Andrew R.T Davies, leader of the Welsh Conservatives, has labelled the decision of the Welsh Government to scrap plans to bid for the 2026 Commonwealth Games as “pathetic” and argues that Brexit has been used as “smokescreen”.
Welsh Economy Secretary Ken Skates ended hopes of a bid yesterday, specifically mentioning Brexit - the British public's referendum decision to leave the European Union last month - as a factor.
The Labour politician claimed “financial uncertainties” resulting from Brexit had made it “very difficult to justify a bid to host the Commonwealth Games at this time".
He also stated that analysis had been undertaken to review the potential advantages, benefits, risks and costs of a bid, which ultimately estimated the cost would be in the region of £1.3 billion ($1.7 billion/€1.5 billion) to £1.5 billion ($2 billion/€1.8 billion) to deliver a successful Games.
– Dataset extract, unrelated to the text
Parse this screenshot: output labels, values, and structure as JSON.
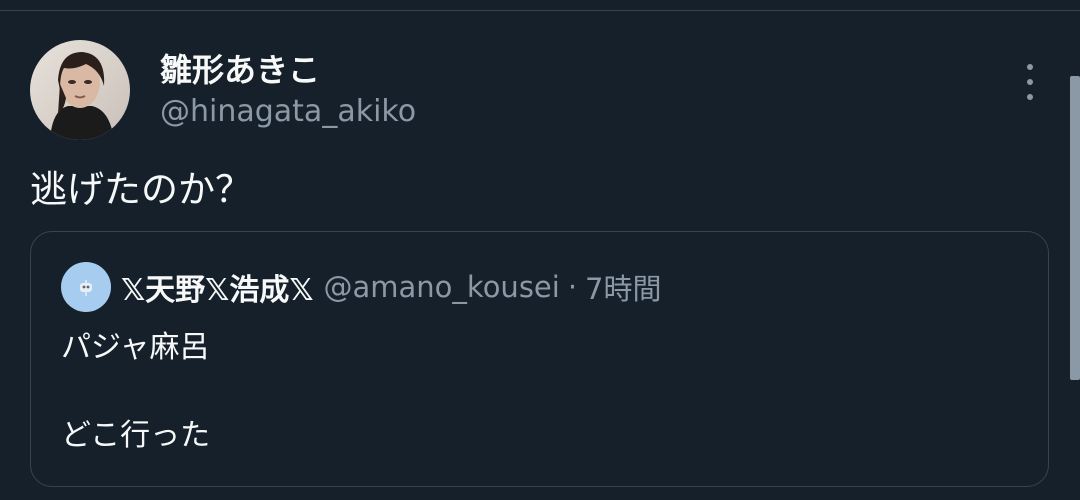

insidethegames understands Commonwealth Games Federation (CGF) officials are surprised by the costs mentioned in the feasibility study.
Research carried out by Audit Scotland on Glasgow 2014 found that the Games had been delivered for just £543 million ($712 million/€648 million), while it was also £32 million ($42 million/€38 million) under budget.
Davies, who supported the campaign to leave the European Union and has since claimed Wales should embrace opportunities created by the decision, has slammed the Welsh Government for dropping the proposed bid.
“This is hugely disappointing, and it’s rather pathetic that the Welsh Government is once again attempting to use Brexit as a smokescreen to disguise a lack of ambition and imagination,” he said.
“Having jumped on the bandwagon of Welsh sporting success over the summer the Welsh Labour Government is now abandoning the stage.
“Welsh sport needs major competitions and stars for the future - not working groups.
“Clearly a bid would have come at great cost, but over the extended period the economic, social and sporting benefits to Wales would have been huge.
“This is a sad day for Welsh sport.”
It was claimed a review of sports facility provisions in the country would be carried out following the decision, to ensure Wales are in a position to stage major sporting events, as well as attempting to boost the number of young people taking part in sport.
Various major sporting events have been held in Wales in recent times, including the International Paralympic Committee Athletics European Championships in Swansea in 2014.
The country are set to host the UEFA Champions League final in capital Cardiff in 2017.
Secretary of State for Wales, Alun Cairns, has also criticised the decision by highlighting how a bid had featured in the manifestos of all political parties in the country.
“I am disappointed that the 2026 bid has been shelved, after having worked closely with a number of sporting bodies in Wales and the Commonwealth Games Federation to facilitate and encourage a major bid," he said.
“There are of course uncertainties about the world post-Brexit, but the economic benefits of the Commonwealth Games are vast.
“I cannot overstate the value of Wales continuing to cement an international reputation for hosting and delivering sporting and cultural events.
“Now is the time to pursue the large economic prizes for Wales with the same spirit our footballers showed in the Euro 2016 tournament.
“The announcement today is all the more disappointing when the bid for the Commonwealth Games was only recently included in the manifestos of all political parties in Wales.”
Wales last hosted what was then called the British Empire and Commonwealth Games in 1958, when they took place in Cardiff.
The news is a blow to the CGF who awarded the 2022 Commonwealth Games to Durban, after what ended as a one-horse race.
The South African city was the sole bidder following the withdrawal of Canadian city Edmonton due to falling oil prices.
Edmonton has vowed to instead focus on the 2026 edition, for which another possible contender is Port Moresby, the Papua New Guinea capital which hosted last year's Pacific Games.
An English bid is also considered a possibility.
Liverpool Mayor Joe Anderson promised to continue with a manifesto pledge to launch a bid after being re-elected as the city’s Mayor in May.
Birmingham has been touted as another contender, with former British Prime Minister David Cameron promising the Government would support whichever British city bids.
However, he was replaced this month by Theresa May after the Brexit fall-out.